[Records for this task Boundary: Start]

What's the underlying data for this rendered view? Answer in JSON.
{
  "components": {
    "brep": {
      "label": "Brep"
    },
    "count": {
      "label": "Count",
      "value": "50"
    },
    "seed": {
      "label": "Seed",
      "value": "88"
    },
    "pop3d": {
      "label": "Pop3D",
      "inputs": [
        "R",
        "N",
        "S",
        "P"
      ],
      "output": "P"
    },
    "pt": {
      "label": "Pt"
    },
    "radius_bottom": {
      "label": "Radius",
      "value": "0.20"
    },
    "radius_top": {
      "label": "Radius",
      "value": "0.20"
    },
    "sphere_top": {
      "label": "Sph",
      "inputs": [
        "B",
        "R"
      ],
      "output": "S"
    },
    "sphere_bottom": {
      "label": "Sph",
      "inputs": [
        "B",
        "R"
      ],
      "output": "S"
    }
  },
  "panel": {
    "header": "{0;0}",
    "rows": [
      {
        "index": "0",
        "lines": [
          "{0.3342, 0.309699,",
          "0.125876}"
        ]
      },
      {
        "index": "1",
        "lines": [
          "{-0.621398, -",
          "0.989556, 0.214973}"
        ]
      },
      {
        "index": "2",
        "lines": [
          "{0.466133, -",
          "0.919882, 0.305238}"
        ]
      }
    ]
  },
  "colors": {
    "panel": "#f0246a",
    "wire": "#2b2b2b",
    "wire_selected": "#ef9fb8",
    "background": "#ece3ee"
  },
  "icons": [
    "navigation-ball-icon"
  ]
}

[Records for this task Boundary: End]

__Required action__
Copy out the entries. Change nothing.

__Answer to this exercise__
What's the underlying data for this rendered view? Answer in JSON.
{
  "components": {
    "brep": {
      "label": "Brep"
    },
    "count": {
      "label": "Count",
      "value": "50"
    },
    "seed": {
      "label": "Seed",
      "value": "88"
    },
    "pop3d": {
      "label": "Pop3D",
      "inputs": [
        "R",
        "N",
        "S",
        "P"
      ],
      "output": "P"
    },
    "pt": {
      "label": "Pt"
    },
    "radius_bottom": {
      "label": "Radius",
      "value": "0.20"
    },
    "radius_top": {
      "label": "Radius",
      "value": "0.20"
    },
    "sphere_top": {
      "label": "Sph",
      "inputs": [
        "B",
        "R"
      ],
      "output": "S"
    },
    "sphere_bottom": {
      "label": "Sph",
      "inputs": [
        "B",
        "R"
      ],
      "output": "S"
    }
  },
  "panel": {
    "header": "{0;0}",
    "rows": [
      {
        "index": "0",
        "lines": [
          "{0.3342, 0.309699,",
          "0.125876}"
        ]
      },
      {
        "index": "1",
        "lines": [
          "{-0.621398, -",
          "0.989556, 0.214973}"
        ]
      },
      {
        "index": "2",
        "lines": [
          "{0.466133, -",
          "0.919882, 0.305238}"
        ]
      }
    ]
  },
  "colors": {
    "panel": "#f0246a",
    "wire": "#2b2b2b",
    "wire_selected": "#ef9fb8",
    "background": "#ece3ee"
  },
  "icons": [
    "navigation-ball-icon"
  ]
}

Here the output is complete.